Wildlife Photography Training at the British Wildlife Centre Surrey
I was at one of my favourite places yesterday – the British Wildlife Centre at Lingfield in Surrey. On this occasion I was acting as course tutor for a workshop arranged by Olympus. The day was to celebrate the OMD range of cameras, the most recent of which include the EM10, EM1 and EM5II (the EM10II has recently gone on sale here in the UK). As well as trying a range of camera bodies, delegates also had the opportunity to sample lenses well-suited to wildlife and nature photography. In brief, these are: 75-300, 40-150R, 75 f1.8 and the outstanding 40-150 f2.8 Pro.
This latter lens is a game changer – allowing wildlife and sports photographers the kind of speed, sharpness and optical excellence which had hitherto been unavailable to the mirrorless camera community. As a professional photographer who takes pictures of plenty of animals (often in less than ideal conditions) a lens like that is a necessity rather than merely a luxury. And it is up there with the greatest. I was using my standard wildlife setup of EM1 and 40-150 (you probably won’t feel a need for the teleconverter at this location, but it can be a very useful addition whenever you need a bit more range).
The weather yesterday was stunning – a sunny, quite warm, early autumn day of a sort which can’t fail to lift your spirits. Whilst glaring sunshine is far from ideal for animal photography, our location offered plenty of shady areas and lots of variety. After a coffee to welcome the delegates I talked about my approach to animal photography and the kind of settings we should be aiming for that day. After splitting into two groups we then headed out to meet the gorgeous animals who live at the centre. I didn’t realise that this week is National Squirrel Week, so it seemed very apt that we should photograph some of the characterful and playful red squirrels who occupy a large arboreal enclosure.
Photographing the Scottish Wild Cats is something of a privilege, quite simply because these creatures are critically endangered. It’s thought that there are only a few dozen of them left in the wild. In Scotland they’ve been inter-breeding with both feral cats and domestic cats, which has diluted the original gene pool somewhat. This is being rectified by successful breeding programs like the one at BWC and reports that these animals will start to thrive again in the wild are optimistic. But make no mistake – they are nothing like pussycats. Scottish Wild Cats are precisely that – they are wild, and it’s impossible to domesticate them. A few people have tried, with generally painful consequences. This was evident by the way our feline subject hissed and spat at his keeper, whenever Tom got a little too close. These are beautiful felines, bigger and heavier than their domestic counterparts, and powerful enough to bring down a baby deer.

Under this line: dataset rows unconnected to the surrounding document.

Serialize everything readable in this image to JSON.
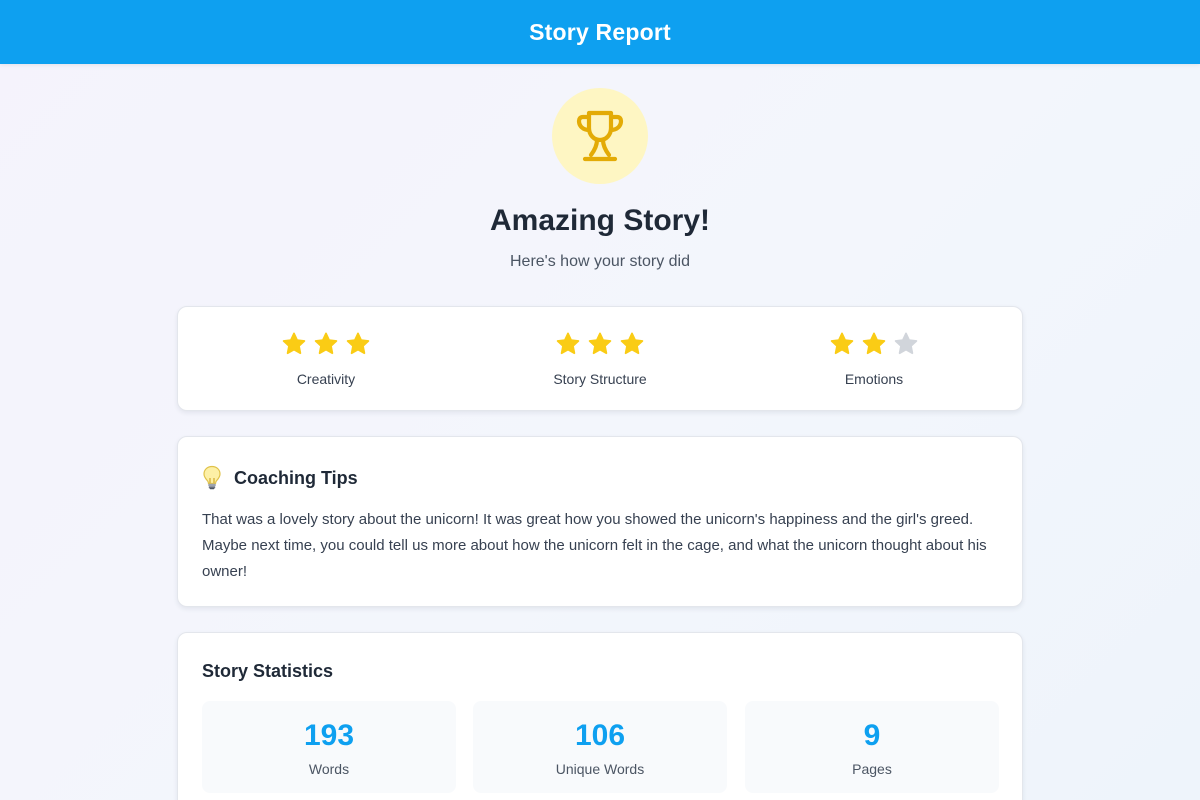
{
  "header": {
    "title": "Story Report"
  },
  "hero": {
    "icon": "trophy-icon",
    "title": "Amazing Story!",
    "subtitle": "Here's how your story did"
  },
  "ratings": [
    {
      "label": "Creativity",
      "stars": 3,
      "max": 3
    },
    {
      "label": "Story Structure",
      "stars": 3,
      "max": 3
    },
    {
      "label": "Emotions",
      "stars": 2,
      "max": 3
    }
  ],
  "tips": {
    "icon": "lightbulb-icon",
    "title": "Coaching Tips",
    "body": "That was a lovely story about the unicorn! It was great how you showed the unicorn's happiness and the girl's greed. Maybe next time, you could tell us more about how the unicorn felt in the cage, and what the unicorn thought about his owner!"
  },
  "stats": {
    "title": "Story Statistics",
    "items": [
      {
        "value": "193",
        "label": "Words"
      },
      {
        "value": "106",
        "label": "Unique Words"
      },
      {
        "value": "9",
        "label": "Pages"
      }
    ]
  },
  "colors": {
    "header": "#0ea0f0",
    "star_filled": "#facc15",
    "star_empty": "#d1d5db",
    "trophy": "#e3ab06",
    "trophy_bg": "#fef6c3",
    "stat_value": "#0ea0f0"
  }
}
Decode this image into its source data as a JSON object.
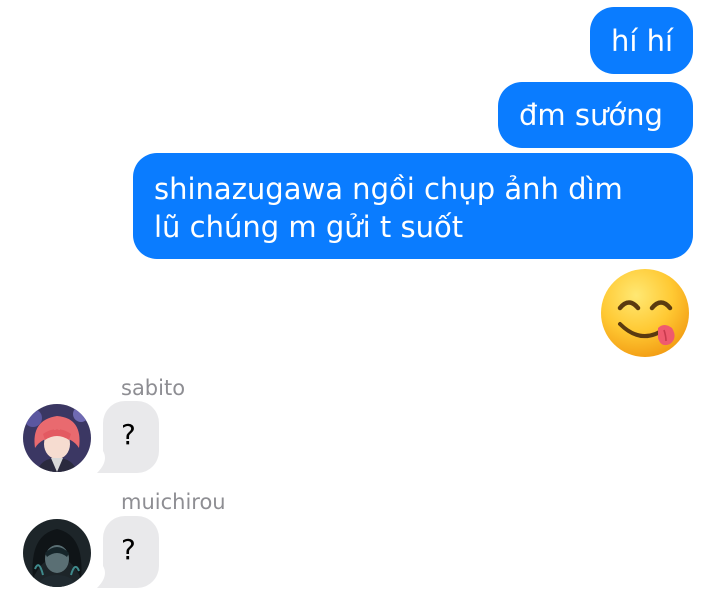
{
  "colors": {
    "outgoing_bubble": "#0a7cff",
    "incoming_bubble": "#e9e9eb",
    "sender_name": "#8e8e93"
  },
  "messages": {
    "outgoing": [
      {
        "text": "hí hí"
      },
      {
        "text": "đm sướng"
      },
      {
        "lines": [
          "shinazugawa ngồi chụp ảnh dìm",
          "lũ chúng m gửi t suốt"
        ]
      }
    ],
    "emoji": {
      "icon": "face-savoring-food-emoji"
    },
    "incoming": [
      {
        "sender": "sabito",
        "text": "?",
        "avatar": "sabito-avatar"
      },
      {
        "sender": "muichirou",
        "text": "?",
        "avatar": "muichirou-avatar"
      }
    ]
  }
}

An important highlight of the day for me, and several of the delegates, was a treat which the centre had lined up for us. We were thrilled when Tom brought out Hugo the hedgehog and a tiny harvest mouse. It’s quite rare that we would get to photograph these charming little animals in the wild (particularly since hedgehogs have declined terribly in numbers here in the UK). Hugo was a delightful little character, happily moving around and then pausing for a few moments to explore my camera. They can move surprisingly quickly, but fortunately Hugo took a break to preen himself. I’ve seen many hedgehog families over the years but I’ve never seen one grooming itself – it’s a bit like watching a cat do the same. I had no idea that hedgehogs had such long tongues, and it was fun watching Hugo spruce himself up.
The little harvest mouse was a dynamo of energy – happily exploring a teasel.
We all had a fabulous day and I’d like to see huge thank you to Olympus for arranging everything for us – and to all of the delegates who attended. The staff at the centre did a wonderful job of welcoming us and helping us to achieve our goals for the event. And thank you to keepers Tom and Meg for keeping everything under control. And last but not least, if you’re ever in Surrey and if you fancy a few hours of relaxing animal photography then do visit the British Wildlife Centre. It’s a very special place and the conservation work undertaken there is really important.
Keep an eye open on the Olympus website because there are plenty of interesting events and workshops suitable for everyone. In fact you don’t even need to be an Olympus user to attend many of these outings.
The key thing with photographing animals (and of course your human subjects if you’re an outdoor portrait photographer) is that we must pay attention to the background. Before I take any pictures I’ll move around whilst I look for two things; appropriate light and the kind of background which helps to highlight the subject (or at least free from unnecessary distractions).